His father - no, not his father, this man in front of him - swallowed away tears, his posture straightening.
"This is really what you want? I'm not going to come here again, Harrison. It's now or never."
"Never isn't a strong enough word," Harrison spat out. He turned, and walked, and kept on walking, knowing that the man was still looking at him, waiting for him to turn back around, to change his mind. But Harrison wouldn't ever change his mind. That man was a stranger to him, and he owed him nothing.
He walked all night, and as the sun came up he found himself down by the old pier on the west side of the Plains. The water here was grey and cold but Harrison knew what he needed to do.

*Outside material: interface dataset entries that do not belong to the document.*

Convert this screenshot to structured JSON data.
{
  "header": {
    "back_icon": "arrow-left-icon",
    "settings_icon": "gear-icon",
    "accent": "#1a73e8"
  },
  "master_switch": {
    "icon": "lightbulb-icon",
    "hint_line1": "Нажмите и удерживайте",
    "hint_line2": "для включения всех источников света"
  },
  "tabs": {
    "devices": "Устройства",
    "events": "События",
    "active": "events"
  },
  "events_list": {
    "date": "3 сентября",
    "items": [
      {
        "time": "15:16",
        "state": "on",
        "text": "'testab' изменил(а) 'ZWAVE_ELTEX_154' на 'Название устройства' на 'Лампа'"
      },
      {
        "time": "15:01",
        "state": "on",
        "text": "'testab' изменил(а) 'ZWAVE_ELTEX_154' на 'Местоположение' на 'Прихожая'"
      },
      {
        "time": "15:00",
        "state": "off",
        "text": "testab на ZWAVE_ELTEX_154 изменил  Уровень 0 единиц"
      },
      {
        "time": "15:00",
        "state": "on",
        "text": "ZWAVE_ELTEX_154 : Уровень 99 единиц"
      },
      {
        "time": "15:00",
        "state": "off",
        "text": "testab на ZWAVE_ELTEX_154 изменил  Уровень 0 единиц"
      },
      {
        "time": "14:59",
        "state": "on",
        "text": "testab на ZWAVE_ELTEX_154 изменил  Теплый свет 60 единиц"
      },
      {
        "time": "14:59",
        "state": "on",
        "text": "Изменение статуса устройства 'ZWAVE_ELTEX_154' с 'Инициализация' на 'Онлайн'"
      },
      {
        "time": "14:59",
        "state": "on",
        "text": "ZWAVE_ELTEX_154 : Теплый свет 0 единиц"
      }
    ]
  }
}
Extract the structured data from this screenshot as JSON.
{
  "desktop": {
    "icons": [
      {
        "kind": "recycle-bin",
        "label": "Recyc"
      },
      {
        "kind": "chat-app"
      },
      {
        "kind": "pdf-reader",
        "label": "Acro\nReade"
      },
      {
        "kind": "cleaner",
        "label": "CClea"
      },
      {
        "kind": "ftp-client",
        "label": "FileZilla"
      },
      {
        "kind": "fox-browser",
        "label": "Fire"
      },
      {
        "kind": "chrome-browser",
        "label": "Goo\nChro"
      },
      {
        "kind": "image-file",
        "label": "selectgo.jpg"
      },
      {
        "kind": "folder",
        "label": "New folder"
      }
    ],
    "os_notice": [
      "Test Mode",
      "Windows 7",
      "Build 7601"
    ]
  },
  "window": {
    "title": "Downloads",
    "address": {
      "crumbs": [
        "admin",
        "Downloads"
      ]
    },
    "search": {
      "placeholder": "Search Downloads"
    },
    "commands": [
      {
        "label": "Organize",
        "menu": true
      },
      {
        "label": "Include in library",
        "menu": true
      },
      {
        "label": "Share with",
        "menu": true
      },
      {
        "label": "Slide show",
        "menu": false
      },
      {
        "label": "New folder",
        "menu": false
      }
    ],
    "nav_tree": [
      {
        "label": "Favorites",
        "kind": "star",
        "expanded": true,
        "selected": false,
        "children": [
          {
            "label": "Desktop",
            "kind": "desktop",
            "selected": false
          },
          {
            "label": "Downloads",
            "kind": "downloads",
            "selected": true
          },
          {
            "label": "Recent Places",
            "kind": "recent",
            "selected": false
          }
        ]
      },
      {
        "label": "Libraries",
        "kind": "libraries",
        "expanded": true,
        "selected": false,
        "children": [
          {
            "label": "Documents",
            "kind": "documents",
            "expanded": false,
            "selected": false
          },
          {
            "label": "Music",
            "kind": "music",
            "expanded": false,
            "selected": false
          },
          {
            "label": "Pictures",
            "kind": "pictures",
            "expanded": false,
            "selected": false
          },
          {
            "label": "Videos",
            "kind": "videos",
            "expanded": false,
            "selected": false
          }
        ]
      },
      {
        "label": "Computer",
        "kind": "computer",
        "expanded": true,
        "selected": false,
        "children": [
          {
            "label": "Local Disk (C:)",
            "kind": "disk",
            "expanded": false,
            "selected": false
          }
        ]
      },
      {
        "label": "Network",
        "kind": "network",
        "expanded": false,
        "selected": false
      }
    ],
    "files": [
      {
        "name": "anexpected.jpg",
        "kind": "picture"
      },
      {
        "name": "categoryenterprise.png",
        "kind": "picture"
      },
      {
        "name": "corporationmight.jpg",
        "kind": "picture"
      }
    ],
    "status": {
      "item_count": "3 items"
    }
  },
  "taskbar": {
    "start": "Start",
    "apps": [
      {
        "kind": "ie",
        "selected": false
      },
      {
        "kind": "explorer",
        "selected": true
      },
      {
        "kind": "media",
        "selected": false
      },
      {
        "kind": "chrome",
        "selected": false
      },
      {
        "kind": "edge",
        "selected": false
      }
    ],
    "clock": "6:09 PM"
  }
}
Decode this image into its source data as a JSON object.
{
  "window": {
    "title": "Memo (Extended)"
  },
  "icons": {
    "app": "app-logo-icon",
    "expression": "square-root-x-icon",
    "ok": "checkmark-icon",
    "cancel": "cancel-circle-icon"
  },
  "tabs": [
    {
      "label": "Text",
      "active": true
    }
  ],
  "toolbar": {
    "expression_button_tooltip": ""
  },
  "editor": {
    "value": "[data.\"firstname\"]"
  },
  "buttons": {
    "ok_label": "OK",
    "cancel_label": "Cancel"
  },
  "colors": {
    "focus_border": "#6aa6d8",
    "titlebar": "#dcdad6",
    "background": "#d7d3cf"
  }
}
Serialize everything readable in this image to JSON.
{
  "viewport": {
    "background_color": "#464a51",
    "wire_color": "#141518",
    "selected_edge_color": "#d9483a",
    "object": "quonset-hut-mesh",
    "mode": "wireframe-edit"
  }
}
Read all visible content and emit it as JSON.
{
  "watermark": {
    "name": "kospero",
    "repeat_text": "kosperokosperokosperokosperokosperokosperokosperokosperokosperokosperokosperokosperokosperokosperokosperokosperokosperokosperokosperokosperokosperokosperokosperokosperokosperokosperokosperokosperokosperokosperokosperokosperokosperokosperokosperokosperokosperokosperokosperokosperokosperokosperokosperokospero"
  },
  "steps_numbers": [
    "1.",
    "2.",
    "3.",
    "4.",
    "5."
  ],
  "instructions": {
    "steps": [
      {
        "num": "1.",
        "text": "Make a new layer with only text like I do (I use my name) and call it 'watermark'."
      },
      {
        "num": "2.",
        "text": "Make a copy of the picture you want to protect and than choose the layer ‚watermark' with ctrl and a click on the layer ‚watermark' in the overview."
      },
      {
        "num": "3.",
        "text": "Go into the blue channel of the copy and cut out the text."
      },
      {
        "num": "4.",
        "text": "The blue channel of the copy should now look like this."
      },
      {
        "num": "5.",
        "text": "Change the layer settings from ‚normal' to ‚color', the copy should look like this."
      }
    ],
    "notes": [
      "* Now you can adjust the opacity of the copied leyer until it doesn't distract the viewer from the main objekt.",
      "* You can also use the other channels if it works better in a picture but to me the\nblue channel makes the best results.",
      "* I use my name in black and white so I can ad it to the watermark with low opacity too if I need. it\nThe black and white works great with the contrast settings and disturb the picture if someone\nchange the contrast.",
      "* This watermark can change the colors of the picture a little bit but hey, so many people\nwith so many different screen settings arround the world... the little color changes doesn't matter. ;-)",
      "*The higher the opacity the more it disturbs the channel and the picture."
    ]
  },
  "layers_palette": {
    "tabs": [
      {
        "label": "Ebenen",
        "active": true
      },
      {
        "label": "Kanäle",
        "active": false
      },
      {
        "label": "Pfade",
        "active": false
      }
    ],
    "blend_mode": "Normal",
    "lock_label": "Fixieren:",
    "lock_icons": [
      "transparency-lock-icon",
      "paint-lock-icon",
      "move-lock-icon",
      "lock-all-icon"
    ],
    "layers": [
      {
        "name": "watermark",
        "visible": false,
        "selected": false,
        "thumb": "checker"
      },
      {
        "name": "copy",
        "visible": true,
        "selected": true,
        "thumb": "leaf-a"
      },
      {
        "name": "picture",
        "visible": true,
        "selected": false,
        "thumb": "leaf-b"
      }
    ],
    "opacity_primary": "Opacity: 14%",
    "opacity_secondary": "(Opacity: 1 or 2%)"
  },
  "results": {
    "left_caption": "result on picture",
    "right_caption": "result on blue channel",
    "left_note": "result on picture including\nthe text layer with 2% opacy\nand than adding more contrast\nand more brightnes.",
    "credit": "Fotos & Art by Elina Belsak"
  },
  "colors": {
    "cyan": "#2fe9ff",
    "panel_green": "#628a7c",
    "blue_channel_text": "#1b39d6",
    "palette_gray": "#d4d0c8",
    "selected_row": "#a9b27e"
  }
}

He left his clothes in a bundle on the pier and then waded into the freezing water. It was a beautiful morning - clear and crisp - and Harrison breathed in the air of Appaloosa Plains, knowing that this place was in his blood now, and to leave it when there was still so much to discover would have been the biggest mistake of his life.
When he got to waist-deep height, he braced himself...
...and plunged the rest of his body underwater. He swam for ages, letting the water cleanse his body, until he'd exhausted himself with his exertions and was so cold that he wasn't able to think about anything but the sensations of this morning swim.
The rain beat down on the water, creating ripples, and Harrison looked back, at the pier but further - across the trees and Plains. His mind told him one thing, and one thing only. Home.
Notes: This is likely to be Harrison's last 'big' chapter - not to say that he won't feature again, as of course he will (he's still a little way off aging up) but I've spent a lot of time telling his story and I think this chapter is the inevitable, and positive, conclusion for his troubles. Who knows, though, he might spark my imagination again, but I think it's time to focus on the second generation in more detail now. I'm really proud of this chapter and I hope you enjoyed reading it. :)